*** Opening PROVIDED RECORDS ***

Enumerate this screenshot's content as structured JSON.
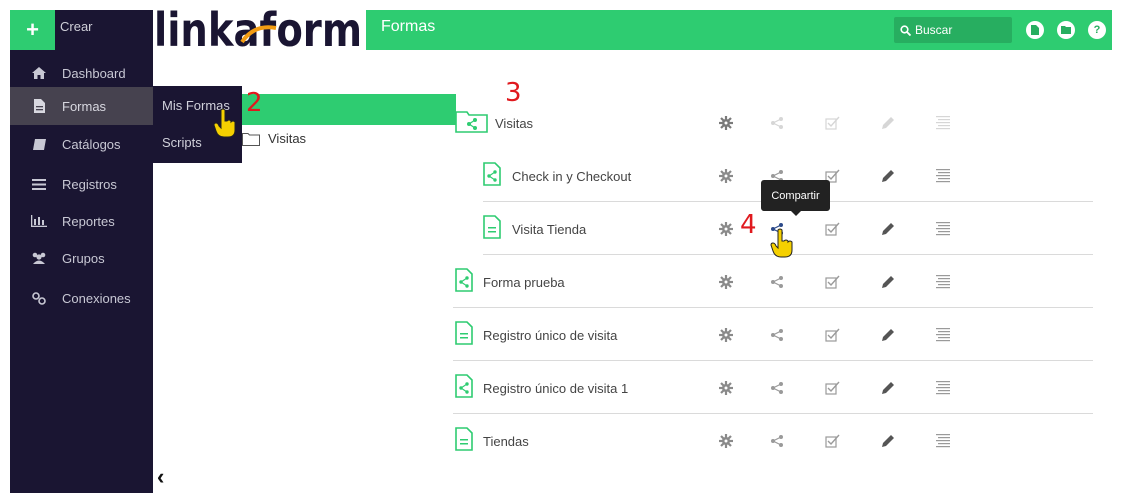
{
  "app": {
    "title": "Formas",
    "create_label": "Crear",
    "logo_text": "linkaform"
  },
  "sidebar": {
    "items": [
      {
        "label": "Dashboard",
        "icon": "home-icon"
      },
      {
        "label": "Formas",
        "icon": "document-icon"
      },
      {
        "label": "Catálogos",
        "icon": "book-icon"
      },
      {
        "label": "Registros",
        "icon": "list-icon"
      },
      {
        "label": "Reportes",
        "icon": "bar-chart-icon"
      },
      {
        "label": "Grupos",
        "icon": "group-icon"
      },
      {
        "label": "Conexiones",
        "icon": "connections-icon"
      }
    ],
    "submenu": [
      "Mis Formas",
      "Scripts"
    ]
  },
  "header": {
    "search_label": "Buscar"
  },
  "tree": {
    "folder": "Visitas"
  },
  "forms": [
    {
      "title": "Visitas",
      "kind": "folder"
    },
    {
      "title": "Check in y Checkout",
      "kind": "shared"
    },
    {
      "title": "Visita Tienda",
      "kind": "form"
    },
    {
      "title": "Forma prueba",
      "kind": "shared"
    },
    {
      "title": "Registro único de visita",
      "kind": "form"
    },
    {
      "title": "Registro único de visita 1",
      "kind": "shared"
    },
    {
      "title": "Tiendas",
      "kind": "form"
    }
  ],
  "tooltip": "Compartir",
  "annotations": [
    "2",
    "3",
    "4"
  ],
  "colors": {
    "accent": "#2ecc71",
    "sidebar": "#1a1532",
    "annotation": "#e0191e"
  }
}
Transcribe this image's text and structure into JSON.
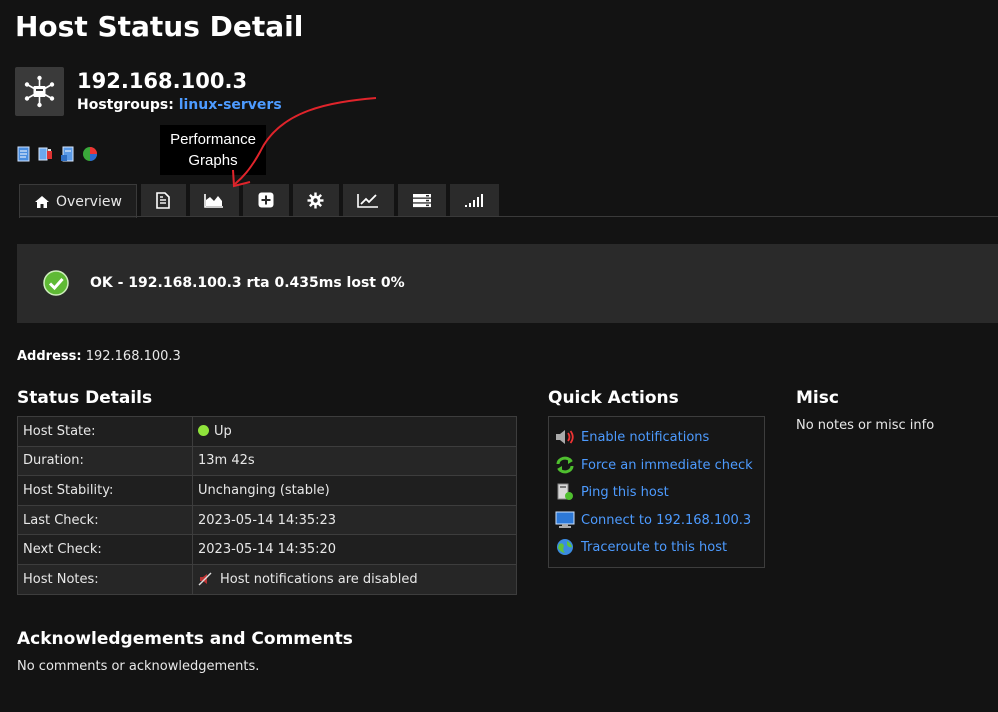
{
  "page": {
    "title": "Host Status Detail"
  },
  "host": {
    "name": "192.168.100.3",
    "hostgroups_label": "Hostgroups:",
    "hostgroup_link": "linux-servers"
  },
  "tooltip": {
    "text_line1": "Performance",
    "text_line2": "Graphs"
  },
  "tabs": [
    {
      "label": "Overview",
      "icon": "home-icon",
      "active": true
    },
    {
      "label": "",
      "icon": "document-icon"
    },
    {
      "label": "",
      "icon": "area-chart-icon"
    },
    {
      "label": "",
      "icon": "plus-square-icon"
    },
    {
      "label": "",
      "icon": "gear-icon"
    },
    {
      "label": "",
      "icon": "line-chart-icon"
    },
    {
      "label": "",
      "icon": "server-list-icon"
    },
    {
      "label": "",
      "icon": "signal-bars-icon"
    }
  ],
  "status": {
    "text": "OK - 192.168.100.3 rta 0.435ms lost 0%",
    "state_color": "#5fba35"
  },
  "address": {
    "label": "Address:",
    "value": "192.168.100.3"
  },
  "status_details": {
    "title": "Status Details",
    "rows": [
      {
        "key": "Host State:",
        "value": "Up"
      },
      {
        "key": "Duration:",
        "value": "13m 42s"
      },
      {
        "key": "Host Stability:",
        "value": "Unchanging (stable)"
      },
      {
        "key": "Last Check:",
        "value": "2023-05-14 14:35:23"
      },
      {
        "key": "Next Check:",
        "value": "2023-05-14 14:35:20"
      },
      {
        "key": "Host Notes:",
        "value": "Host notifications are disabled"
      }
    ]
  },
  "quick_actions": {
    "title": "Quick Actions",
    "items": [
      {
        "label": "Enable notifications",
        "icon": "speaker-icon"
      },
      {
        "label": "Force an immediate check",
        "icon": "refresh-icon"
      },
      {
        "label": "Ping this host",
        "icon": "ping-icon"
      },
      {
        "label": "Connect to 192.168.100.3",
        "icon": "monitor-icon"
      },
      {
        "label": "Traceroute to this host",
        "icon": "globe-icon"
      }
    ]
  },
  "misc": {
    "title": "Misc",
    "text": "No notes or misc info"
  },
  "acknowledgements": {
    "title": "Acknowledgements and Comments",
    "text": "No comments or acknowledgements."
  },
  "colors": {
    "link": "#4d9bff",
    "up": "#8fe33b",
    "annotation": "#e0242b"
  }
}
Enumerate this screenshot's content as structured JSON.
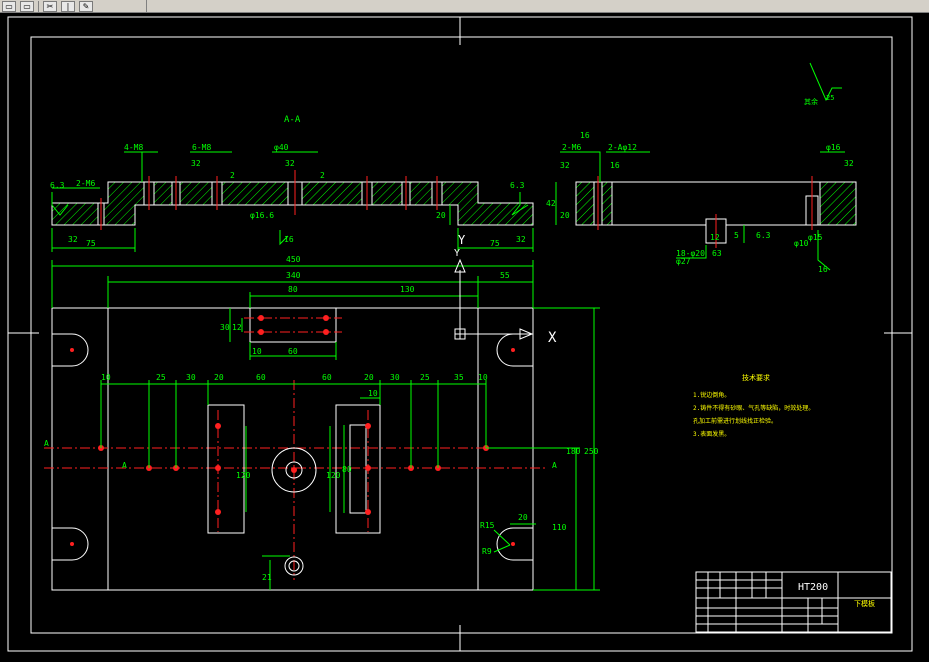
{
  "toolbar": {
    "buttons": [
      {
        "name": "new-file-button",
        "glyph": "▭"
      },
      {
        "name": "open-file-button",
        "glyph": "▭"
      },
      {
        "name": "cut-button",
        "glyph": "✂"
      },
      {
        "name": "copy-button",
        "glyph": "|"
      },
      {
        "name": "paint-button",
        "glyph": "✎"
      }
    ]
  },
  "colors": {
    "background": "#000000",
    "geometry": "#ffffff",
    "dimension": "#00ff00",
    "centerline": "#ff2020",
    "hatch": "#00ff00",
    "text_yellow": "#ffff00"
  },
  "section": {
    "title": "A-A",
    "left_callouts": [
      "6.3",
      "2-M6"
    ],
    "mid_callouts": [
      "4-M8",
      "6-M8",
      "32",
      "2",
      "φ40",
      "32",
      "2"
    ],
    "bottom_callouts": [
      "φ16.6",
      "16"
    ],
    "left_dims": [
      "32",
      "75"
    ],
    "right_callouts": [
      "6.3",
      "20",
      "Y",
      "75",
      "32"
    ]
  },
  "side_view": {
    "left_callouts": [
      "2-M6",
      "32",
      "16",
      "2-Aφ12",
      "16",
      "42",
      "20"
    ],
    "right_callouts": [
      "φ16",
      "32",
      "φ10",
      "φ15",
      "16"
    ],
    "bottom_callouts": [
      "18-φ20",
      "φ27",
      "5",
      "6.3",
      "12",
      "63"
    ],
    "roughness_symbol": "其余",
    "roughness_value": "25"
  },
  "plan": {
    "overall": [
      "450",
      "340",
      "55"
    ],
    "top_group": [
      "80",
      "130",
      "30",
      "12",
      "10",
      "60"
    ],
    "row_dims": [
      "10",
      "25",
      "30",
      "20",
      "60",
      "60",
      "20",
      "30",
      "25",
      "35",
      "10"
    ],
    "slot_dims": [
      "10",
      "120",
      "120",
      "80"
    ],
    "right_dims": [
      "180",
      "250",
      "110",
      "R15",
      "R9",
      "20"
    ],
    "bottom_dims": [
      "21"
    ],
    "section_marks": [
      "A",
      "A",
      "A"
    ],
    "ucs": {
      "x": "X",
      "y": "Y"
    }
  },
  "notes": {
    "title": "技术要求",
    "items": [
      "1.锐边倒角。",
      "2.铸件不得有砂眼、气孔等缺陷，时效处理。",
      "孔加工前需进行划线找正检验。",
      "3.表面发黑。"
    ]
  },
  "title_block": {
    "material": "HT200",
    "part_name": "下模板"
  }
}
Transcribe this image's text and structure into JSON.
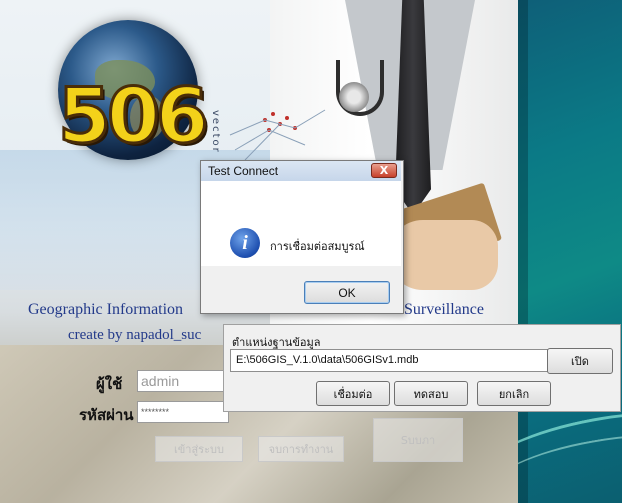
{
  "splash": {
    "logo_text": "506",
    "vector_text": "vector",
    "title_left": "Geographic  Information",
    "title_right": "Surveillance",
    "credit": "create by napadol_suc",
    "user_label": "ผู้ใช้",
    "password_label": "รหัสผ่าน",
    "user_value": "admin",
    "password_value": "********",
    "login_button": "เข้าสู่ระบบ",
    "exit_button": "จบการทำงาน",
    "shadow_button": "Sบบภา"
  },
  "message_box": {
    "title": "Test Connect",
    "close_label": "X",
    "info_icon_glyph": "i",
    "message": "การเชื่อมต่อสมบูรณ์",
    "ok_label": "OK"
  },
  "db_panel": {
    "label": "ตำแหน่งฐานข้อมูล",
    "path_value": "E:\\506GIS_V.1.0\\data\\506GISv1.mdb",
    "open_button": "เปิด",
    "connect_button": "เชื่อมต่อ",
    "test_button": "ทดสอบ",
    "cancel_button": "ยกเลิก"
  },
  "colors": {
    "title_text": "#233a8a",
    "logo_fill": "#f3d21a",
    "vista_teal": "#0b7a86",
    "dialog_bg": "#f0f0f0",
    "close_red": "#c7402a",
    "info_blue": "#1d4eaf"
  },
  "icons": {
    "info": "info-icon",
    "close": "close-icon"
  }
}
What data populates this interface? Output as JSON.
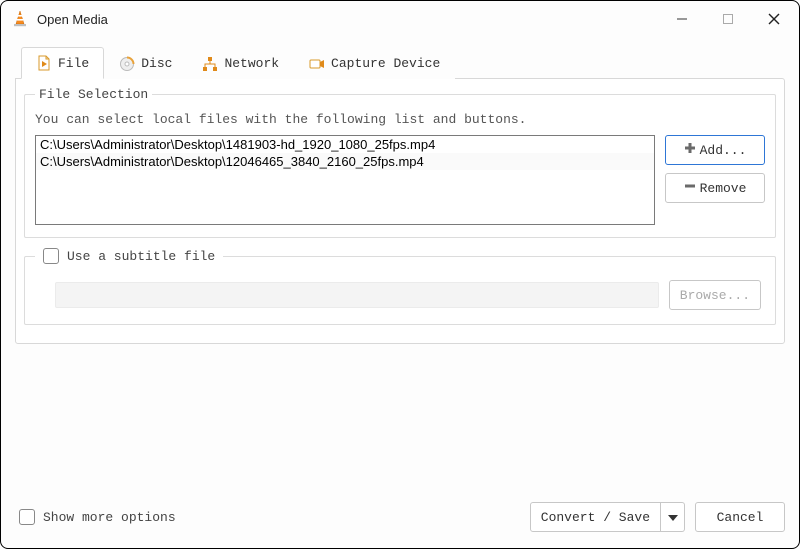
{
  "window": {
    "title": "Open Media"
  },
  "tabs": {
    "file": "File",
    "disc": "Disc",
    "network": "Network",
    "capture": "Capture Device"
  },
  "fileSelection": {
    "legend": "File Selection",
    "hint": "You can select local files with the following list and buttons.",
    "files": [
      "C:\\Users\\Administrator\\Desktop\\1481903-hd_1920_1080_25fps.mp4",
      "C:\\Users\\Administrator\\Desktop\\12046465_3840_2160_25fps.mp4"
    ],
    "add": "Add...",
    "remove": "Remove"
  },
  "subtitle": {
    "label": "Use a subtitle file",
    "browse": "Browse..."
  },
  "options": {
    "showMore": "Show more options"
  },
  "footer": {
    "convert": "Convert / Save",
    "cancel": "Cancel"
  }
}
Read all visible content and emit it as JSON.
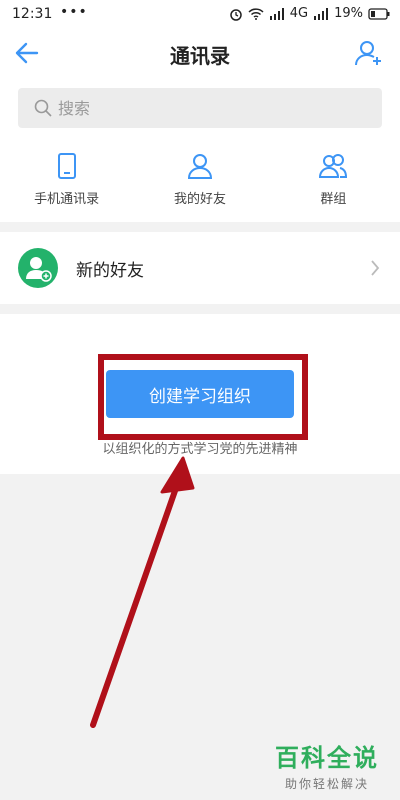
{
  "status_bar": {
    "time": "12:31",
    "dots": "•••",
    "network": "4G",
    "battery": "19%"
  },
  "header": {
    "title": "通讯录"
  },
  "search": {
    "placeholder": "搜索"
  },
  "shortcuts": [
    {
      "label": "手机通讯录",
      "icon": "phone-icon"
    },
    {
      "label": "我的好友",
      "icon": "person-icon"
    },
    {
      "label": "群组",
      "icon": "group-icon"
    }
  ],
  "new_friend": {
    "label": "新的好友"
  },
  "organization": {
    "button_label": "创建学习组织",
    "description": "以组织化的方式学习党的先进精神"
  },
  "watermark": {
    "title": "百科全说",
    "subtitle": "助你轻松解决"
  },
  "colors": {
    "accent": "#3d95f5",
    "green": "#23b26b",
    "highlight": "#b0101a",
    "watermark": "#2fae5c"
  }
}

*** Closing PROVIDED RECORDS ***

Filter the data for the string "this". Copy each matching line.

Enumerate this screenshot's content as structured JSON.
Transcribe this image's text and structure into JSON.
        "label": "Ping this host",
        "label": "Traceroute to this host",
Enumerate this screenshot's content as structured JSON.
Transcribe this image's text and structure into JSON.
What data populates this interface? Output as JSON.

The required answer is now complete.